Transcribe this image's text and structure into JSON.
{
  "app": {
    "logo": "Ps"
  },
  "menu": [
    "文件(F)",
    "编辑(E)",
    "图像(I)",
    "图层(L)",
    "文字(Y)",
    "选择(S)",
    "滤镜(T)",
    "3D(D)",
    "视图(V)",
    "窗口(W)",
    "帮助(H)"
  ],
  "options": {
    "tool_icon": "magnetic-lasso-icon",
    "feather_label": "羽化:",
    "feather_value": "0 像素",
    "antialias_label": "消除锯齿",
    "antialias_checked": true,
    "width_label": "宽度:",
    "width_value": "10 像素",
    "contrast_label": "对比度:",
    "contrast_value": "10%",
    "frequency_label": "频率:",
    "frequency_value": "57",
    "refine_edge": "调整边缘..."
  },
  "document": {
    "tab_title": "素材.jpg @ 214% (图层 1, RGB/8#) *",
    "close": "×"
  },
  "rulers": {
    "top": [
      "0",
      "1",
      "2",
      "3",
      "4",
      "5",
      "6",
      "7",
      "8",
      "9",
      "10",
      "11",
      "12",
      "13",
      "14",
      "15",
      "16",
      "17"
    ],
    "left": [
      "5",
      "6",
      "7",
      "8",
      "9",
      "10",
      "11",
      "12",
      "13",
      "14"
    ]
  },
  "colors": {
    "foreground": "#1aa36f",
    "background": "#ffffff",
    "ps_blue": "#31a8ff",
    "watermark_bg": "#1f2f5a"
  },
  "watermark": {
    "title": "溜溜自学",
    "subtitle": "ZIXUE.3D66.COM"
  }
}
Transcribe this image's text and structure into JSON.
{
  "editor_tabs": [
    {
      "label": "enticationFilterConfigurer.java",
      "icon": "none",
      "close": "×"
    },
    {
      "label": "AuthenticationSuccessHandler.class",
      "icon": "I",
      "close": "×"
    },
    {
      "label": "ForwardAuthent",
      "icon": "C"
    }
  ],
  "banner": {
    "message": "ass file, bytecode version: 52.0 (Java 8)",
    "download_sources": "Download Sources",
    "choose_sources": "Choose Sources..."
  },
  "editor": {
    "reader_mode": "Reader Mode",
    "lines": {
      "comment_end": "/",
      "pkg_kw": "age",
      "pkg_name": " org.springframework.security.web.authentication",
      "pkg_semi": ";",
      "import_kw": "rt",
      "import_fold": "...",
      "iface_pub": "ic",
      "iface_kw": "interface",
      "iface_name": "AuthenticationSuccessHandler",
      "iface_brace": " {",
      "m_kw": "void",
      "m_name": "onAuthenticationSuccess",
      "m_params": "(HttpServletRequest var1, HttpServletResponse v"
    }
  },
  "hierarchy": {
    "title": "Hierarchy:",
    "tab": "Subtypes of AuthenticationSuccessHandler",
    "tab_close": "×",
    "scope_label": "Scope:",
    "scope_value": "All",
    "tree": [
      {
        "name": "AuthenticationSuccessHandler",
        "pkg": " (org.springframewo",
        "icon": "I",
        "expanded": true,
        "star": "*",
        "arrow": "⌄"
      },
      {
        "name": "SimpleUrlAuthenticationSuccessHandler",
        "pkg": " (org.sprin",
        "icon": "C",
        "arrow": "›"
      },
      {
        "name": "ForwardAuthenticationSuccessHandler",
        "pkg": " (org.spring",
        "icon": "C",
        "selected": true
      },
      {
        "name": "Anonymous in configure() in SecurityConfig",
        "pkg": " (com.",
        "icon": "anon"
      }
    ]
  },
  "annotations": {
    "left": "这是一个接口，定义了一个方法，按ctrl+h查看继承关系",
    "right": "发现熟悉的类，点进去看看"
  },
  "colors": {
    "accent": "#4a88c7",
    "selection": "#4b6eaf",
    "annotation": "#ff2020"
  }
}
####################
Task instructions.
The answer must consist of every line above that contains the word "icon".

Exercise solution.
    "tool_icon": "magnetic-lasso-icon",
      "icon": "none",
      "icon": "I",
      "icon": "C"
        "icon": "I",
        "icon": "C",
        "icon": "C",
        "icon": "anon"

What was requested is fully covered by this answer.